- Individual credibility and integrity
- Proven credentials and experience of the market in which the client operates
- Ability for consultant to represent the business, its values and goals effectively and knowledgeably
- Transparent and consultative approach which builds trust with and on behalf of the client
- Appropriate experience and skill-set of all individuals engaging with candidates for level of the role being recruited
- Domain expertise
- Thorough understanding of the respective disciplines and industry trends
- Research-led approach tailored to role, client and market
- A focus on the outputs of the role rather than duties, and an understanding of how the role-holder would fit into, and where relevant, drive business objectives
- Input strategically throughout the recruitment process
- Constructive challenge to ensure job and candidate profiles are valid and focused
- Client focus
- Knowledge and appreciation of the multiple elements that impact recruitment, both the positive and negative bi-products of the recruitment process and critically how to influence them specifically for the client
- Systems in place to reduce management time on recruitment, ensuring the client is investing their time in the right candidates and in the most effective way
- Candidate focus
- Established engagement strategies to improve candidate experience of both client and search firm
- Role is rigorously-qualified and client is invested in the appointment, improving prospective candidates’ confidence and engagement in the role
- Thorough assessment and insight
- Utilisation of multiple assessment tools early in the process to provide increased accuracy, better matching and provision of critical insight for decision making
- Effective networking

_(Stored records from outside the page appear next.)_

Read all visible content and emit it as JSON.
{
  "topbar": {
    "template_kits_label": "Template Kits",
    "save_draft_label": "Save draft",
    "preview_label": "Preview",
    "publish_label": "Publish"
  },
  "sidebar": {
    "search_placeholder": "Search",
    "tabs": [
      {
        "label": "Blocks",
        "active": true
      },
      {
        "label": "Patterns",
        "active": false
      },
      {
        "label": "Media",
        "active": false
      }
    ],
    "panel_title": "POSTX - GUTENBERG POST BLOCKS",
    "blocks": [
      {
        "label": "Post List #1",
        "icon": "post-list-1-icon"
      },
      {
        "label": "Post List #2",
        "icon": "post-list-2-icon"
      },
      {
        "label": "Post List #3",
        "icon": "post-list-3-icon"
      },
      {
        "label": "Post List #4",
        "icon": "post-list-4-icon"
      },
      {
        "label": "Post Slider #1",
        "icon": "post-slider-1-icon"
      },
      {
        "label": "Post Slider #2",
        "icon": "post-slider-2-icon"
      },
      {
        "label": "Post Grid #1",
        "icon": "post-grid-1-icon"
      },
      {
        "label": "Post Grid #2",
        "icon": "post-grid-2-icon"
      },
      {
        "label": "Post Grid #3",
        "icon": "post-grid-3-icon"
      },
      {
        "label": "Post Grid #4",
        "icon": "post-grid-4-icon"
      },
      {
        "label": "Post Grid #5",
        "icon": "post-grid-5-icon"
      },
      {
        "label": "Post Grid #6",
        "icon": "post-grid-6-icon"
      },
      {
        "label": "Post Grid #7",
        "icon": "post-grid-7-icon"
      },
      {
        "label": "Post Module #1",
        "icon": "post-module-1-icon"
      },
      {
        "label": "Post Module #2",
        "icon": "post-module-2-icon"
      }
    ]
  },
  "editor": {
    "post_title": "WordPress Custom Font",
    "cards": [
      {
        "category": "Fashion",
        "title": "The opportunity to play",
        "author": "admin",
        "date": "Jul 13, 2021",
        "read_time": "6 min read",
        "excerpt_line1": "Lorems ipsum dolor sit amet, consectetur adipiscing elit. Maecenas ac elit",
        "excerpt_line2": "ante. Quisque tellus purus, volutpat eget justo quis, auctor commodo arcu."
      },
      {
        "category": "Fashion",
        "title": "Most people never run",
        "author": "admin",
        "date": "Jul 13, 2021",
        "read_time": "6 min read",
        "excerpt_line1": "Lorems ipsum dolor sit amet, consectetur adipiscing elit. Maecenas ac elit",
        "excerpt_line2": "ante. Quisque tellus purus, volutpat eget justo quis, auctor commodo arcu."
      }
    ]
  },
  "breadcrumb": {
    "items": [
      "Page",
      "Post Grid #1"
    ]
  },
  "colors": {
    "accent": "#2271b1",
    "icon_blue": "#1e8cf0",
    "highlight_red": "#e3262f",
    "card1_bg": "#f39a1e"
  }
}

- Well-developed and effective network combined with well-honed, proven networking capability
- Ability to build and demonstrate long-term relationships to the benefit of both clients and candidates
- Quality focused fee structure
- Commercial structures that support successful outcomes for the client and candidate
Where reputation is crucial for future business, good consultants will not engage on opportunities that will have a detrimental impact on how effectively they can work and their credibility. These consultants will only work on qualified roles with companies exhibiting a professional approach which raises their stock with candidates and attracts the strongest talent. This doesn’t mean free reign, but it does require working closely in partnership with your search provider to get the right result.
There is a proportion of the industry that haven’t evolved, and many are still being propped up by clients who are getting little value, taking a risk with their brand, time and commercial objectives. But I’m not advocating change. Why would I want more competition? But what I do want, is to change the perception that all recruiters and search firms are the same – the good ones are different.
The main barrier is certainly trust with a healthy dose of scepticism, but we need to tackle that one conversation, and one appointment at a time. As a client, look for those firms who are deliberately different and are demonstrating the real value recruitment firms can provide.
If you would like to find out more about Virtuo Executive’s innovative approach to executive search, click here: http://bit.ly/Virtuo-Presentation.
ABOUT THE AUTHOR
James Goff is the founding director of Virtuo Executive a boutique executive search and recruitment services business with a focus on board, finance, bid, and commercial leadership appointments. James is passionate about helping businesses achieve a competitive edge through the recruitment and support of senior executives.
A boutique search firm, helping technology and outsourcing companies navigate complex, challenging disciplines and senior employment markets to ensure they hire the best talent that will positively impact the business. Operating as a strategic recruitment partner and offering expertise across executive leadership, finance, commercial management, pricing and bid management.